Items from an interface collection
*** Begin section ***

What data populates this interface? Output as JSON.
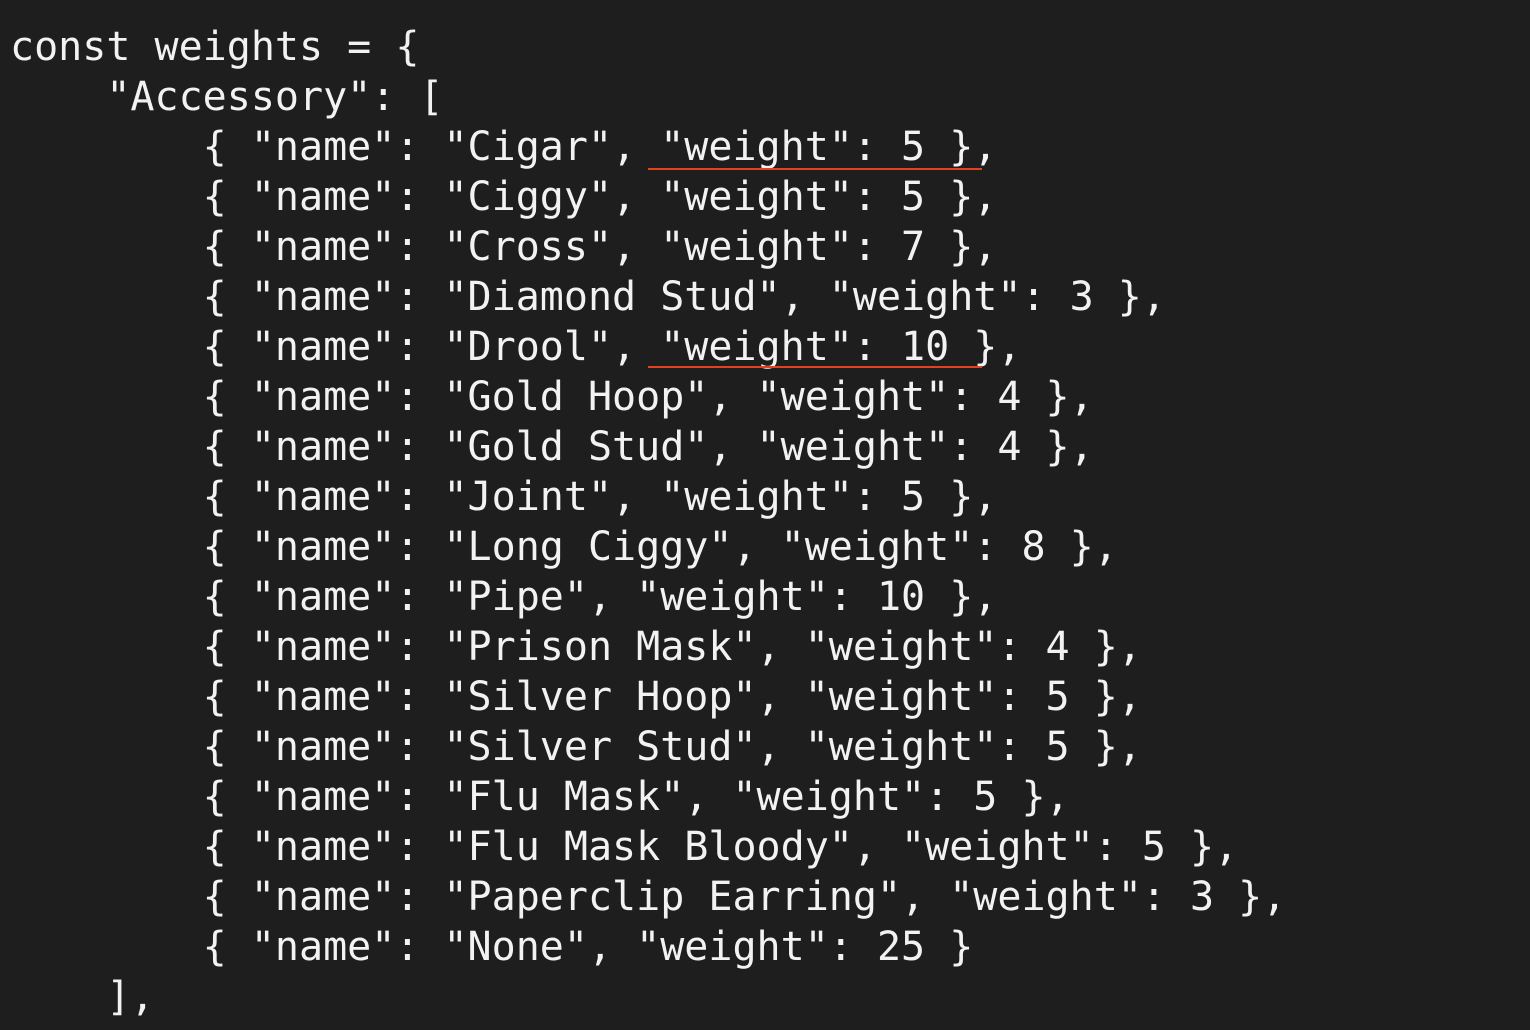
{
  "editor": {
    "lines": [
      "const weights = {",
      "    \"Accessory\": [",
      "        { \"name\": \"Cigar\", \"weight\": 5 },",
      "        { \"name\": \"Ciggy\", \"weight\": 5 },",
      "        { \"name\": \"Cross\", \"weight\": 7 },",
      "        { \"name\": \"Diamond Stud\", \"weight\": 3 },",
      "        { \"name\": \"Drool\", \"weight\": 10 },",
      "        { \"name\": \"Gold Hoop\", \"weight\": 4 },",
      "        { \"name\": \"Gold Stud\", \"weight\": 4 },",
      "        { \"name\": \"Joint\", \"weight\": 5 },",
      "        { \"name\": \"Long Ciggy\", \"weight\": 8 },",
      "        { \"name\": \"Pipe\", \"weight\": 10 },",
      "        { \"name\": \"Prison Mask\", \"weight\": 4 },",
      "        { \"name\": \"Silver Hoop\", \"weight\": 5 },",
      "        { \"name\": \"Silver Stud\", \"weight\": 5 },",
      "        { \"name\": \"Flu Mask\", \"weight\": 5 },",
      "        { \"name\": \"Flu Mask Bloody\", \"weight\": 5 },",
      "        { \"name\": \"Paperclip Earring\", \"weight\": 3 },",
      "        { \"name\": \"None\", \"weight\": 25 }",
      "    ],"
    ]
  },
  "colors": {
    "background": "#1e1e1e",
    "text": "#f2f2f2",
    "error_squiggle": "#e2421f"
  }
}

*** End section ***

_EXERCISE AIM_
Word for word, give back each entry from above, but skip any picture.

_PROBLEM SOLUTION_
What data populates this interface? Output as JSON.
{
  "editor": {
    "lines": [
      "const weights = {",
      "    \"Accessory\": [",
      "        { \"name\": \"Cigar\", \"weight\": 5 },",
      "        { \"name\": \"Ciggy\", \"weight\": 5 },",
      "        { \"name\": \"Cross\", \"weight\": 7 },",
      "        { \"name\": \"Diamond Stud\", \"weight\": 3 },",
      "        { \"name\": \"Drool\", \"weight\": 10 },",
      "        { \"name\": \"Gold Hoop\", \"weight\": 4 },",
      "        { \"name\": \"Gold Stud\", \"weight\": 4 },",
      "        { \"name\": \"Joint\", \"weight\": 5 },",
      "        { \"name\": \"Long Ciggy\", \"weight\": 8 },",
      "        { \"name\": \"Pipe\", \"weight\": 10 },",
      "        { \"name\": \"Prison Mask\", \"weight\": 4 },",
      "        { \"name\": \"Silver Hoop\", \"weight\": 5 },",
      "        { \"name\": \"Silver Stud\", \"weight\": 5 },",
      "        { \"name\": \"Flu Mask\", \"weight\": 5 },",
      "        { \"name\": \"Flu Mask Bloody\", \"weight\": 5 },",
      "        { \"name\": \"Paperclip Earring\", \"weight\": 3 },",
      "        { \"name\": \"None\", \"weight\": 25 }",
      "    ],"
    ]
  },
  "colors": {
    "background": "#1e1e1e",
    "text": "#f2f2f2",
    "error_squiggle": "#e2421f"
  }
}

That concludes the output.